TASK ITEM: Gather every line below where "JSON" appears.

#### PROVIDED MATERIAL

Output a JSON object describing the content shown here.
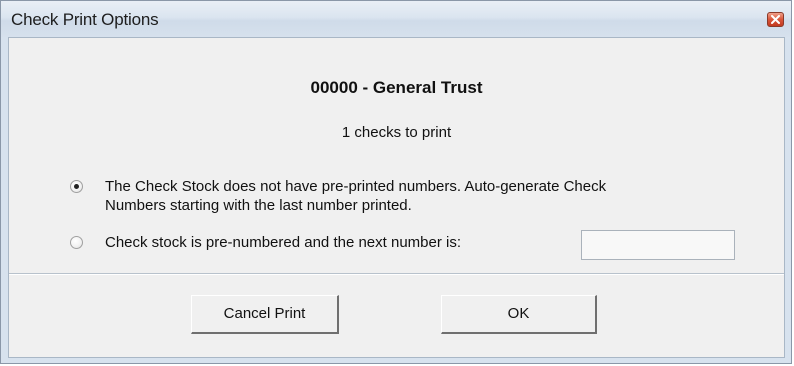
{
  "window": {
    "title": "Check Print Options",
    "close_icon": "close-icon"
  },
  "content": {
    "trust_heading": "00000 - General Trust",
    "checks_count_text": "1 checks to print"
  },
  "options": [
    {
      "label_line1": "The Check Stock does not have pre-printed numbers.  Auto-generate Check",
      "label_line2": "Numbers starting with the last number printed.",
      "selected": true
    },
    {
      "label_line1": "Check stock is pre-numbered and the next number is:",
      "selected": false
    }
  ],
  "next_number_input": {
    "value": "",
    "placeholder": ""
  },
  "buttons": {
    "cancel_label": "Cancel Print",
    "ok_label": "OK"
  },
  "colors": {
    "title_bar": "#dbe5f0",
    "close_button": "#d9553a",
    "dialog_background": "#f0f0f0"
  }
}
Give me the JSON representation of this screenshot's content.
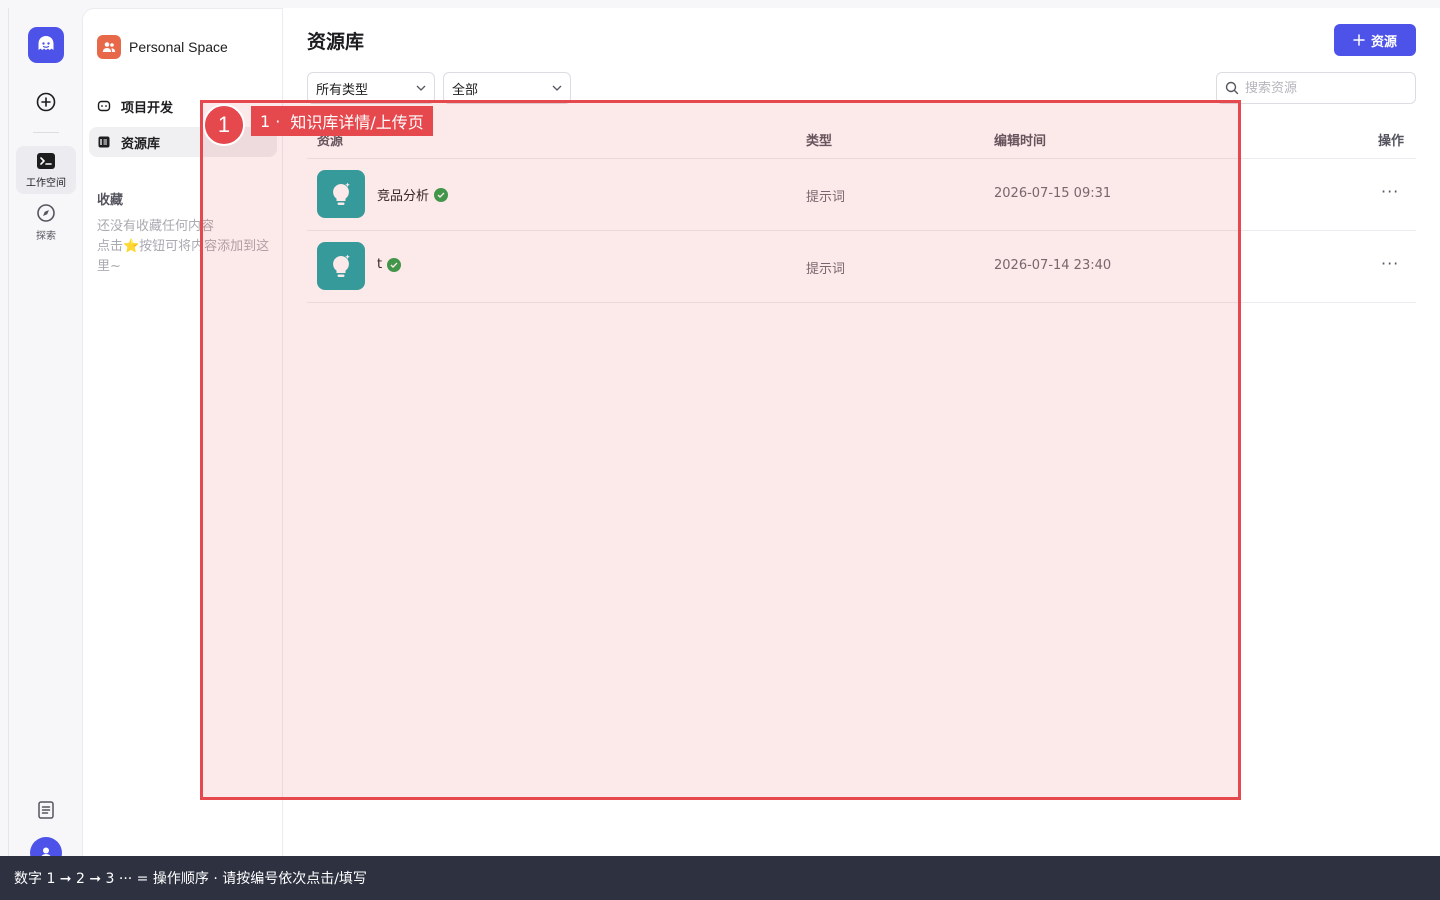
{
  "rail": {
    "workspace_label": "工作空间",
    "explore_label": "探索"
  },
  "sidebar": {
    "space_name": "Personal Space",
    "nav": [
      {
        "label": "项目开发"
      },
      {
        "label": "资源库"
      }
    ],
    "favorites_title": "收藏",
    "favorites_empty_1": "还没有收藏任何内容",
    "favorites_empty_2": "点击⭐按钮可将内容添加到这里~"
  },
  "main": {
    "title": "资源库",
    "add_button_label": "资源",
    "filter_type": "所有类型",
    "filter_scope": "全部",
    "search_placeholder": "搜索资源",
    "columns": {
      "resource": "资源",
      "type": "类型",
      "edit_time": "编辑时间",
      "actions": "操作"
    },
    "rows": [
      {
        "name": "竞品分析",
        "type": "提示词",
        "time": "2026-07-15 09:31",
        "more": "···"
      },
      {
        "name": "t",
        "type": "提示词",
        "time": "2026-07-14 23:40",
        "more": "···"
      }
    ]
  },
  "annotation": {
    "number": "1",
    "prefix": "1 ·",
    "label": "知识库详情/上传页"
  },
  "footer": {
    "text": "数字 1 ➞ 2 ➞ 3 ··· = 操作顺序 · 请按编号依次点击/填写"
  },
  "colors": {
    "brand": "#4d53e8",
    "annotation": "#e5484d",
    "resource_icon": "#1fa6a6",
    "success": "#2ca14a"
  },
  "icons": {
    "logo": "ghost-logo-icon",
    "add": "plus-circle-icon",
    "workspace": "terminal-folder-icon",
    "explore": "compass-icon",
    "doc": "document-icon",
    "avatar": "user-icon",
    "search": "search-icon",
    "resource": "lightbulb-icon"
  }
}
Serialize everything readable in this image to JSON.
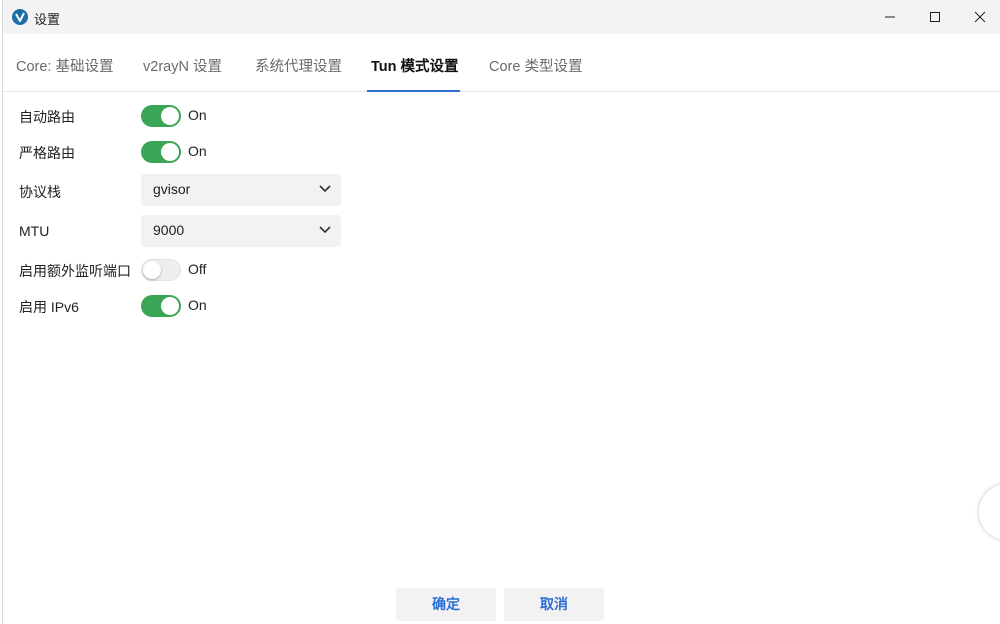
{
  "window": {
    "title": "设置"
  },
  "tabs": [
    {
      "label": "Core: 基础设置"
    },
    {
      "label": "v2rayN 设置"
    },
    {
      "label": "系统代理设置"
    },
    {
      "label": "Tun 模式设置"
    },
    {
      "label": "Core 类型设置"
    }
  ],
  "active_tab": "Tun 模式设置",
  "settings": {
    "auto_route": {
      "label": "自动路由",
      "state": "On"
    },
    "strict_route": {
      "label": "严格路由",
      "state": "On"
    },
    "stack": {
      "label": "协议栈",
      "value": "gvisor"
    },
    "mtu": {
      "label": "MTU",
      "value": "9000"
    },
    "extra_listen": {
      "label": "启用额外监听端口",
      "state": "Off"
    },
    "ipv6": {
      "label": "启用 IPv6",
      "state": "On"
    }
  },
  "buttons": {
    "ok": "确定",
    "cancel": "取消"
  },
  "colors": {
    "toggle_on": "#3aa655",
    "accent": "#2f6fce",
    "button_text": "#2a6fd6"
  }
}
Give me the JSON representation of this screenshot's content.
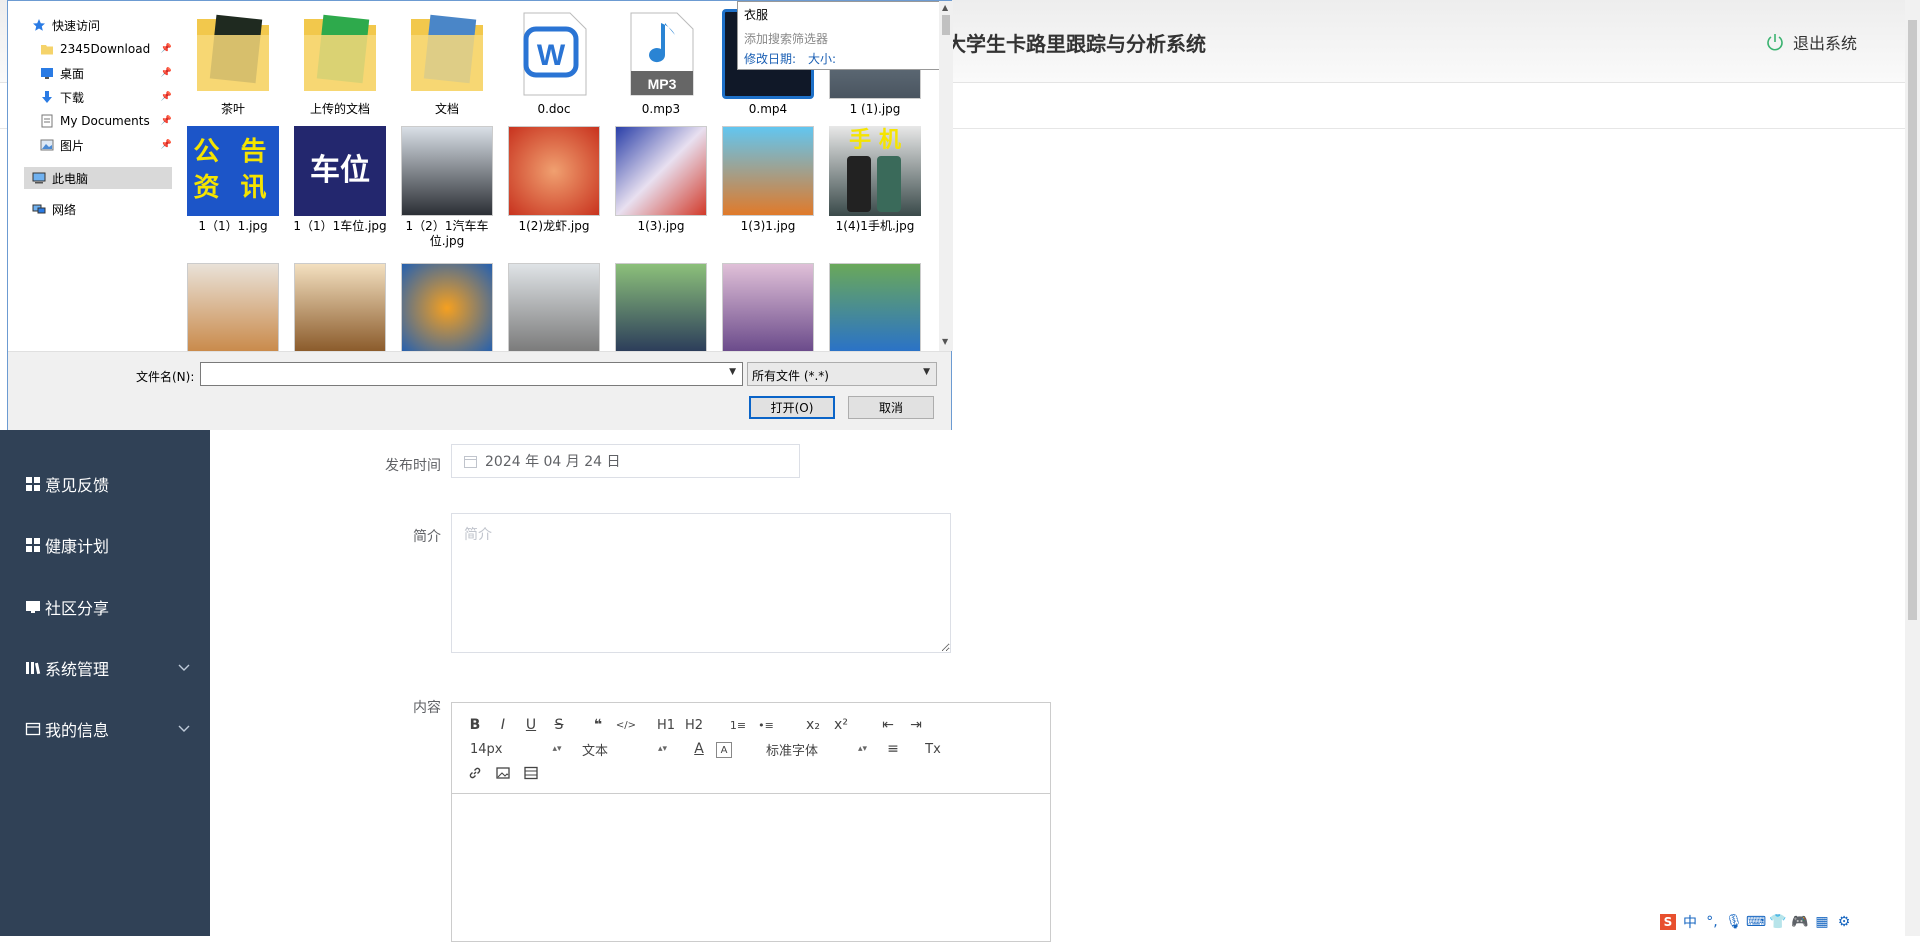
{
  "app": {
    "title": "大学生卡路里跟踪与分析系统",
    "logout": "退出系统"
  },
  "sidebar": {
    "items": [
      {
        "label": "意见反馈",
        "icon": "grid-icon"
      },
      {
        "label": "健康计划",
        "icon": "grid-icon"
      },
      {
        "label": "社区分享",
        "icon": "monitor-icon"
      },
      {
        "label": "系统管理",
        "icon": "library-icon"
      },
      {
        "label": "我的信息",
        "icon": "calendar-icon"
      }
    ]
  },
  "form": {
    "publish_label": "发布时间",
    "publish_value": "2024 年 04 月 24 日",
    "intro_label": "简介",
    "intro_placeholder": "简介",
    "content_label": "内容"
  },
  "editor": {
    "font_size": "14px",
    "block_type": "文本",
    "font_family": "标准字体",
    "buttons": [
      "B",
      "I",
      "U",
      "S",
      "❝",
      "</>",
      "H1",
      "H2",
      "1≡",
      "•≡",
      "x₂",
      "x²",
      "⇤",
      "⇥",
      "A",
      "A",
      "≡",
      "Tx",
      "link",
      "image",
      "video"
    ]
  },
  "dialog": {
    "nav": [
      {
        "label": "快速访问",
        "pinned": false
      },
      {
        "label": "2345Download",
        "pinned": true
      },
      {
        "label": "桌面",
        "pinned": true
      },
      {
        "label": "下载",
        "pinned": true
      },
      {
        "label": "My Documents",
        "pinned": true
      },
      {
        "label": "图片",
        "pinned": true
      },
      {
        "label": "此电脑",
        "pinned": false
      },
      {
        "label": "网络",
        "pinned": false
      }
    ],
    "popup": {
      "value": "衣服",
      "filter": "添加搜索筛选器",
      "date": "修改日期:",
      "size": "大小:"
    },
    "files": [
      {
        "name": "茶叶",
        "kind": "folder-dark"
      },
      {
        "name": "上传的文档",
        "kind": "folder-green"
      },
      {
        "name": "文档",
        "kind": "folder-blue"
      },
      {
        "name": "0.doc",
        "kind": "doc"
      },
      {
        "name": "0.mp3",
        "kind": "mp3"
      },
      {
        "name": "0.mp4",
        "kind": "mp4"
      },
      {
        "name": "1 (1).jpg",
        "kind": "photo-street"
      },
      {
        "name": "1（1）1.jpg",
        "kind": "notice",
        "line1": "公 告",
        "line2": "资 讯"
      },
      {
        "name": "1（1）1车位.jpg",
        "kind": "parking",
        "text": "车位"
      },
      {
        "name": "1（2）1汽车车位.jpg",
        "kind": "photo-car"
      },
      {
        "name": "1(2)龙虾.jpg",
        "kind": "photo-lobster"
      },
      {
        "name": "1(3).jpg",
        "kind": "photo-goku"
      },
      {
        "name": "1(3)1.jpg",
        "kind": "photo-goku2"
      },
      {
        "name": "1(4)1手机.jpg",
        "kind": "phone",
        "text": "手 机"
      },
      {
        "name": "",
        "kind": "photo-dog"
      },
      {
        "name": "",
        "kind": "photo-book"
      },
      {
        "name": "",
        "kind": "photo-orange"
      },
      {
        "name": "",
        "kind": "photo-boy"
      },
      {
        "name": "",
        "kind": "photo-girl1"
      },
      {
        "name": "",
        "kind": "photo-girl2"
      },
      {
        "name": "",
        "kind": "photo-kid"
      }
    ],
    "filename_label": "文件名(N):",
    "filename_value": "",
    "filetype": "所有文件 (*.*)",
    "open": "打开(O)",
    "cancel": "取消"
  },
  "tray": {
    "ime": "中"
  }
}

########

FINISHED TASK:
Output a JSON object describing the content shown here.
Give me the JSON representation of this screenshot's content.
Serialize everything readable in this image to JSON.
Give me the JSON representation of this screenshot's content.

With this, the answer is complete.